Washington State Adopts Gift Certificate Law


On March 26, 2004, Washington Governor Gary Locke signed into law House Bill 3036 which regulates the issuance of gift certificates and gift cards. The law represents a compromise between consumer advocates and businesses by extending certain benefits to consumers (namely limiting the use of expiration dates and fees) and removing the previous requirement that abandoned gift certificates be paid to the state. This new law will be applicable to gift certificates issued on or after July 1, 2004, and those gift certificates presumed abandoned on or after July 1, 2004.

Companies that issue gift certificates and gift cards will immediately feel the impact of this law. Issuers will need to ensure that their programs for certificates or gift cards are compliant. Issuers also will need to assess the lawfulness and sufficiency of any language on the actual gift certificates or gift cards. In addition, the new law is a significant planning opportunity for companies that are looking for a favorable forum in which to establish a gift card subsidiary.

Key provisions of the law are as follows:

    • Definition of Gift Certificate. A "gift certificate" means an instrument evidencing a promise by the seller or issuer of the record that consumer goods or services will be provided to the bearer of the record to the value or credit shown in the record and includes "gift cards." A "gift card" means a record in the form of a card, or a stored value card or other physical medium, containing stored value primarily intended to be exchanged for consumer goods and services.


    • Prohibitions. Subject to limited exceptions, a gift certificate may not be issued or enforced against a bearer if it contains:

      1. an expiration date;
      2. a service or other fee, or
      3. a dormancy or inactivity clause.


    • Limited Cash Back Requirement. If a purchase is made with a gift certificate for an amount that is less than the value of the certificate, the issuer must make the remaining value available in cash or as a gift certificate at the option of the issuer. A gift certificate is valid until redeemed or replaced. If the remaining value is less than $5.00, the certificate is redeemable in cash on demand.


    • Expiration Dates. Expiration dates are permitted under limited circumstances.

      1. Loyalty Programs and Charities. The certificate was issued pursuant to a loyalty or awards program or it was donated to a charity if the certificate is used by the charity (pursuant to 26 USC 501(c)(3)) solely to provide charitable services. In either case, the issuer has received no money or other thing of value in exchange. The expiration date is clearly and legibly disclosed.


      2. Fundraising. The certificate was donated to a charity and is used for fundraising activities without any money or other thing of value being given in exchange. The expiration date is at least 1 year from the date the certificate was issued to the charity and is clearly printed in at least 10-point font on the back of the certificate.


      3. Cultural Organizations. The certificate is redeemable solely for goods or services in the state of Washington by artistic and cultural organizations (pursuant to RCW 82.04.4328). The expiration date is at least 3 years from the date the certificate was issued to the organization and is clearly printed in at least 10-point font on the back of the certificate. Any unused value must accrue to the organization.

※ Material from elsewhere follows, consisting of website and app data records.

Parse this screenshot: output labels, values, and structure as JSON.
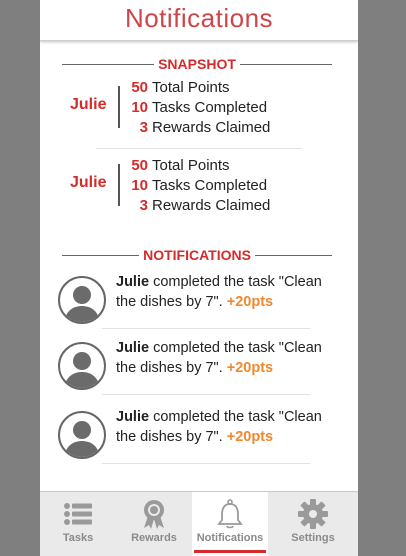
{
  "header": {
    "title": "Notifications"
  },
  "snapshot": {
    "heading": "SNAPSHOT",
    "entries": [
      {
        "name": "Julie",
        "points": "50",
        "points_label": "Total Points",
        "tasks": "10",
        "tasks_label": "Tasks Completed",
        "rewards": "3",
        "rewards_label": "Rewards Claimed"
      },
      {
        "name": "Julie",
        "points": "50",
        "points_label": "Total Points",
        "tasks": "10",
        "tasks_label": "Tasks Completed",
        "rewards": "3",
        "rewards_label": "Rewards Claimed"
      }
    ]
  },
  "notifications": {
    "heading": "NOTIFICATIONS",
    "items": [
      {
        "who": "Julie",
        "text": " completed the task \"Clean the dishes by 7\". ",
        "pts": "+20pts"
      },
      {
        "who": "Julie",
        "text": " completed the task \"Clean the dishes by 7\". ",
        "pts": "+20pts"
      },
      {
        "who": "Julie",
        "text": " completed the task \"Clean the dishes by 7\". ",
        "pts": "+20pts"
      }
    ]
  },
  "tabs": [
    {
      "label": "Tasks",
      "icon": "list-icon",
      "active": false
    },
    {
      "label": "Rewards",
      "icon": "award-ribbon-icon",
      "active": false
    },
    {
      "label": "Notifications",
      "icon": "bell-icon",
      "active": true
    },
    {
      "label": "Settings",
      "icon": "gear-icon",
      "active": false
    }
  ],
  "colors": {
    "accent": "#d62b2b",
    "points": "#f0882e",
    "header_title": "#d0454a"
  }
}
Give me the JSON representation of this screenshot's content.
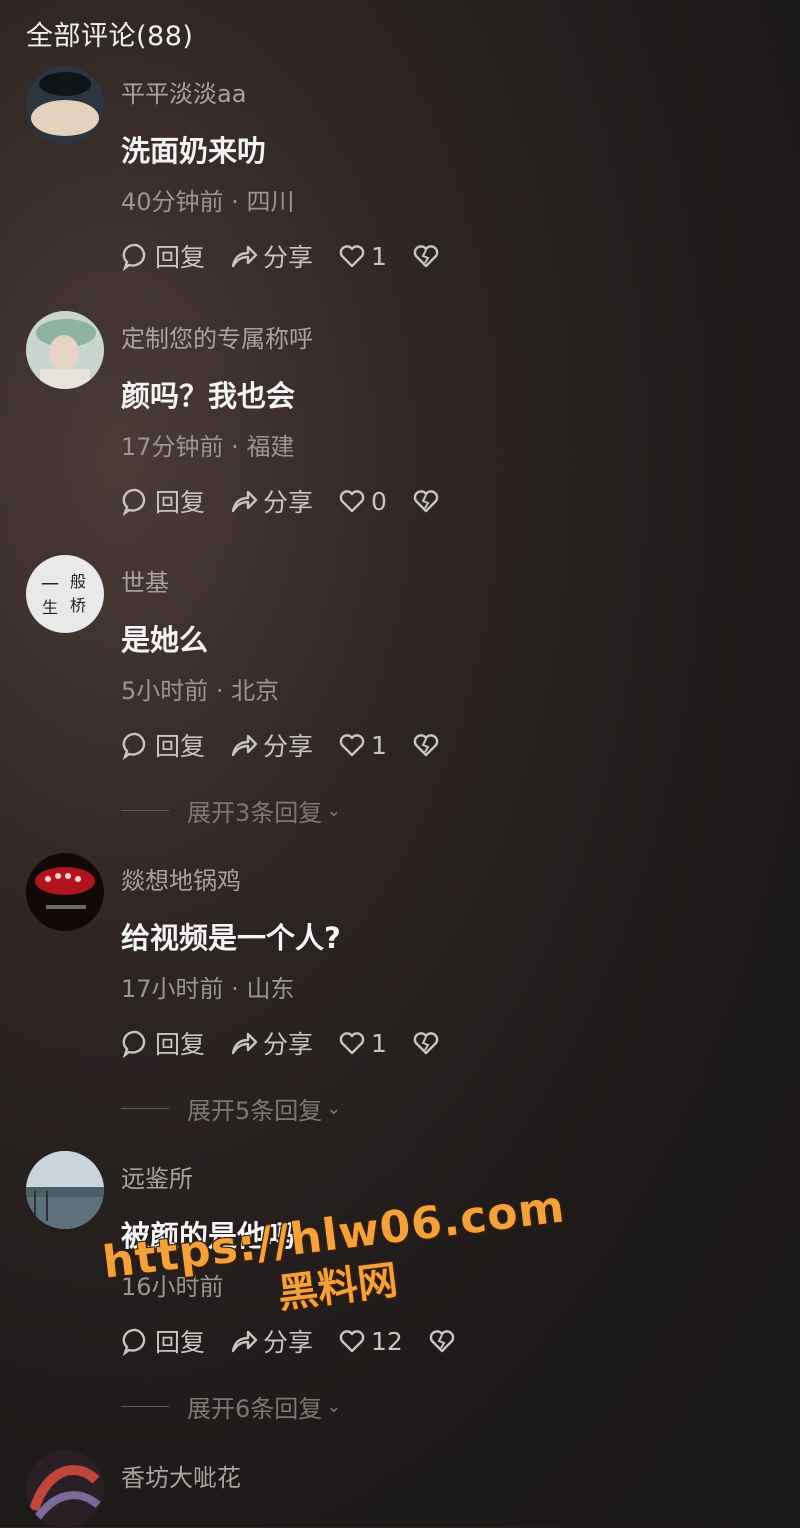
{
  "header": {
    "title": "全部评论(88)"
  },
  "labels": {
    "reply": "回复",
    "share": "分享"
  },
  "comments": [
    {
      "username": "平平淡淡aa",
      "text": "洗面奶来叻",
      "time": "40分钟前",
      "location": "四川",
      "likes": "1",
      "expand": ""
    },
    {
      "username": "定制您的专属称呼",
      "text": "颜吗？我也会",
      "time": "17分钟前",
      "location": "福建",
      "likes": "0",
      "expand": ""
    },
    {
      "username": "世基",
      "text": "是她么",
      "time": "5小时前",
      "location": "北京",
      "likes": "1",
      "expand": "展开3条回复"
    },
    {
      "username": "燚想地锅鸡",
      "text": "给视频是一个人?",
      "time": "17小时前",
      "location": "山东",
      "likes": "1",
      "expand": "展开5条回复"
    },
    {
      "username": "远鉴所",
      "text": "被颜的是他吗",
      "time": "16小时前",
      "location": "",
      "likes": "12",
      "expand": "展开6条回复"
    },
    {
      "username": "香坊大呲花",
      "text": "",
      "time": "",
      "location": "",
      "likes": "",
      "expand": ""
    }
  ],
  "avatar_art": {
    "c0": "一",
    "c1": "般",
    "c2": "生",
    "c3": "桥"
  },
  "watermark": {
    "url": "https://hlw06.com",
    "name": "黑料网"
  },
  "icons": {
    "reply": "comment-bubble-icon",
    "share": "share-arrow-icon",
    "like": "heart-icon",
    "dislike": "broken-heart-icon"
  },
  "colors": {
    "accent_watermark": "#f2a23c",
    "text_primary": "#f4f4f4",
    "text_secondary": "#a8a2a0"
  }
}
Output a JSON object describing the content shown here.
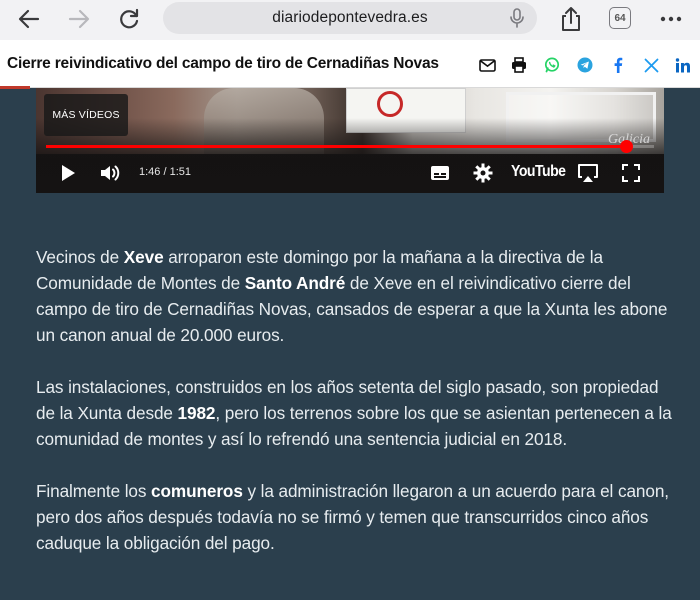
{
  "browser": {
    "url": "diariodepontevedra.es",
    "tab_count": "64"
  },
  "header": {
    "title": "Cierre reivindicativo del campo de tiro de Cernadiñas Novas",
    "share_icons": [
      "mail-icon",
      "print-icon",
      "whatsapp-icon",
      "telegram-icon",
      "facebook-icon",
      "x-icon",
      "linkedin-icon"
    ]
  },
  "video": {
    "more_videos_label": "MÁS VÍDEOS",
    "watermark": "Galicia",
    "time": "1:46 / 1:51",
    "youtube_label": "YouTube",
    "progress": 0.955,
    "accent_color": "#ff0000"
  },
  "article": {
    "paragraphs": [
      [
        {
          "t": "Vecinos de "
        },
        {
          "t": "Xeve",
          "b": true
        },
        {
          "t": " arroparon este domingo por la mañana a la directiva de la Comunidade de Montes de "
        },
        {
          "t": "Santo André",
          "b": true
        },
        {
          "t": " de Xeve en el reivindicativo cierre del campo de tiro de Cernadiñas Novas, cansados de esperar a que la Xunta les abone un canon anual de 20.000 euros."
        }
      ],
      [
        {
          "t": "Las instalaciones, construidos en los años setenta del siglo pasado, son propiedad de la Xunta desde "
        },
        {
          "t": "1982",
          "b": true
        },
        {
          "t": ", pero los terrenos sobre los que se asientan pertenecen a la comunidad de montes y así lo refrendó una sentencia judicial en 2018."
        }
      ],
      [
        {
          "t": "Finalmente los "
        },
        {
          "t": "comuneros",
          "b": true
        },
        {
          "t": " y la administración llegaron a un acuerdo para el canon, pero dos años después todavía no se firmó y temen que transcurridos cinco años caduque la obligación del pago."
        }
      ]
    ]
  }
}
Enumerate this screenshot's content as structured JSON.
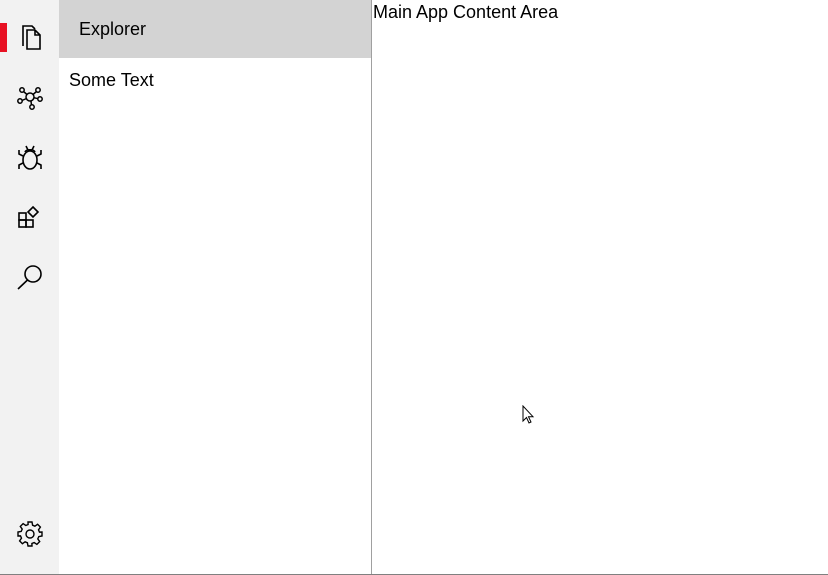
{
  "activity_bar": {
    "items": [
      {
        "name": "explorer",
        "icon": "files-icon",
        "active": true
      },
      {
        "name": "source-control",
        "icon": "network-icon"
      },
      {
        "name": "debug",
        "icon": "bug-icon"
      },
      {
        "name": "extensions",
        "icon": "extensions-icon"
      },
      {
        "name": "search",
        "icon": "search-icon"
      }
    ],
    "settings_icon": "gear-icon",
    "accent_color": "#e81123"
  },
  "panel": {
    "title": "Explorer",
    "body_text": "Some Text"
  },
  "main": {
    "text": "Main App Content Area"
  }
}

    • Dormancy Fees for Gift Cards. A gift card may contain a dormancy or inactivity clause provided:

      1. In at least 6-point font, the gift card must state the amount of the charge, the frequency of the charge, and that the charge is triggered by card inactivity. The statement must be visible to any purchaser before the purchase of the card;


      2. The remaining value of gift card is $5.00 or less each time the dormancy charge is assessed;


      3. The dormancy charge does not exceed $1.00 per month;


      4. The charge may only be assessed when there has been no activity on the gift card for twenty-four consecutive months, including, but not limited to, purchases, the adding of value, or balance inquiries;


      5. The bearer may reload or add value to the gift card; and


      6. After the dormancy charge is assessed, the remaining value of the gift certificate is redeemable in cash on demand.


    • Bankruptcy. As with California, the law attempts to elevate the status of gift certificates in bankruptcy. Specifically, gift certificates are deemed to be property held in trust by the issuer on behalf of the beneficiary with the value of the certificate belonging to the beneficiary not the issuer. An issuer in bankruptcy must continue to honor the certificates issued prior to the bankruptcy filing date. However, issuers are not required to redeem the certificates for cash, replace a lost or stolen certificate, or maintain separate accounts for certificate funds. However, these provisions are deemed to not create a fiduciary or quasi-fiduciary relationship and do not create an interest in favor of the beneficiary in any specific property of the issuer.


    • Exemption from Unclaimed Property. Gift certificates subject to the prohibitions on expiration dates and dormancy fees are exempt from Washington's abandoned property law, RCW 63.29.020. Previously, gift certificates unclaimed after 3 years were presumed abandoned. Gift certificates also did not expressly include stored-value cards.